In mythology, Ophius was the father of Euanthes who became the king of men under the name Auanthes. He was also the husband of Pallas Athena who bore him three children: Aglaurus, Euneos and Thoon. After the death of Ophius, his wife married her son Aglaurus to obtain sovereignty over Athens. When Euneos and Thoon grew up, they fought against their mother for the throne but she killed them both. Only Aglaurus survived this tragedy and he too died young. His body was placed in the temple of Athena Polias (the Ancient Greek name for Athens) where priests used to burn bones to help cure people of diseases. That's why archaeologists call the period between 750 and 550 BC the "Burning Period".
Choosing a Size The larger the fire opal, the higher the price. This is due not just to the sheer size of the stone, but also to the fact that bigger gemstones are more rare (and they often cost more per carat).

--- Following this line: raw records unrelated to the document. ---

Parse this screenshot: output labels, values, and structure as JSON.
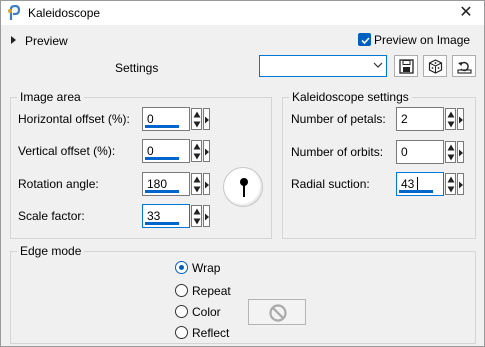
{
  "window": {
    "title": "Kaleidoscope"
  },
  "preview": {
    "label": "Preview"
  },
  "preview_on_image": {
    "label": "Preview on Image",
    "checked": true
  },
  "settings": {
    "label": "Settings",
    "value": ""
  },
  "image_area": {
    "title": "Image area",
    "horizontal_offset": {
      "label": "Horizontal offset (%):",
      "value": "0"
    },
    "vertical_offset": {
      "label": "Vertical offset (%):",
      "value": "0"
    },
    "rotation_angle": {
      "label": "Rotation angle:",
      "value": "180"
    },
    "scale_factor": {
      "label": "Scale factor:",
      "value": "33"
    }
  },
  "kaleidoscope_settings": {
    "title": "Kaleidoscope settings",
    "number_of_petals": {
      "label": "Number of petals:",
      "value": "2"
    },
    "number_of_orbits": {
      "label": "Number of orbits:",
      "value": "0"
    },
    "radial_suction": {
      "label": "Radial suction:",
      "value": "43"
    }
  },
  "edge_mode": {
    "title": "Edge mode",
    "options": [
      {
        "label": "Wrap",
        "selected": true
      },
      {
        "label": "Repeat",
        "selected": false
      },
      {
        "label": "Color",
        "selected": false
      },
      {
        "label": "Reflect",
        "selected": false
      }
    ]
  },
  "colors": {
    "accent": "#0060c0",
    "underline": "#0066cc",
    "dialog_bg": "#f0f0f0"
  }
}
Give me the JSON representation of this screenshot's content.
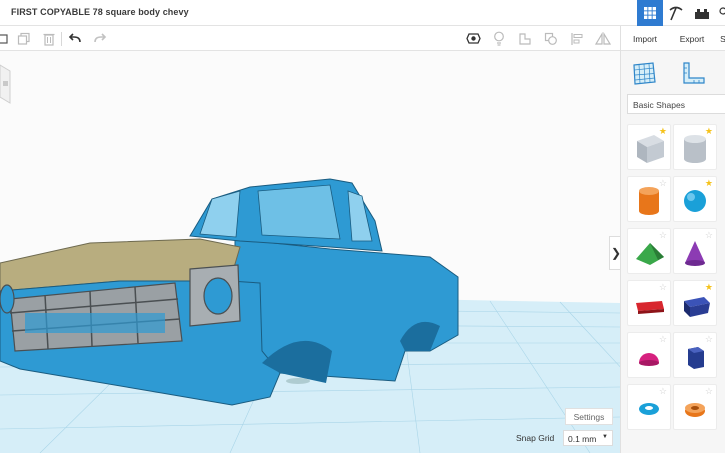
{
  "project": {
    "title": "FIRST COPYABLE 78 square body chevy"
  },
  "top_nav": {
    "icons": [
      "grid-view-icon",
      "pickaxe-icon",
      "bricks-icon",
      "user-icon"
    ]
  },
  "toolbar": {
    "icons": [
      "new-shape-icon",
      "copy-icon",
      "delete-icon",
      "undo-icon",
      "redo-icon",
      "visibility-icon",
      "light-bulb-icon",
      "note-icon",
      "group-icon",
      "align-icon",
      "mirror-icon"
    ]
  },
  "panel": {
    "import_label": "Import",
    "export_label": "Export",
    "send_label": "S",
    "category_label": "Basic Shapes",
    "tools": [
      "workplane-icon",
      "ruler-icon"
    ],
    "shapes": [
      {
        "name": "Box",
        "color": "#bfc7d1",
        "starred": true
      },
      {
        "name": "Cylinder",
        "color": "#bfc7d1",
        "starred": true
      },
      {
        "name": "Cylinder",
        "color": "#e8761a",
        "starred": false
      },
      {
        "name": "Sphere",
        "color": "#1aa0d8",
        "starred": true
      },
      {
        "name": "Roof",
        "color": "#3aa84a",
        "starred": false
      },
      {
        "name": "Cone",
        "color": "#8c3bb3",
        "starred": false
      },
      {
        "name": "Text",
        "color": "#d8262e",
        "starred": false
      },
      {
        "name": "Box",
        "color": "#2a3d94",
        "starred": true
      },
      {
        "name": "Half Sphere",
        "color": "#d6217f",
        "starred": false
      },
      {
        "name": "Polygon",
        "color": "#253c8f",
        "starred": false
      },
      {
        "name": "Torus",
        "color": "#1aa0d8",
        "starred": false
      },
      {
        "name": "Tube",
        "color": "#e8761a",
        "starred": false
      }
    ]
  },
  "viewport": {
    "settings_label": "Settings",
    "snap_grid_label": "Snap Grid",
    "snap_grid_value": "0.1 mm",
    "collapse_glyph": "❯",
    "model_color": "#2e9ad3",
    "hood_color": "#b8ad7f"
  },
  "colors": {
    "accent": "#2f7bd1",
    "star": "#f5c21b"
  }
}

Fire opals are very hard to work with and rarely find their way into jewelry. This means there is no supply and demand for these stones, so their value stays fairly constant.
The color of fire opals varies but generally falls in the red or orange spectrum. They can be brown or black if exposed to enough heat over time. Sometimes white flashes will appear within the stone when it is heated above a certain temperature.
There are two main types of fire opals: natural and cultured. Natural fire opals contain only carbon inside their crystals and are considered raw materials because they need to be heated above 500 degrees Celsius (932 degrees Fahrenheit) to release the color within them.
Cultured fire opals contain other elements too, but mostly silicon and oxygen. These gems can already be colored after being mined and are usually used as beads or components of jewelry made from silver or gold. However, diamonds can also be cultured from coal tar which is another type of fossil fuel. Scientists have been able to create diamonds with different colors by using different concentrations of blue carbon compounds in the lab.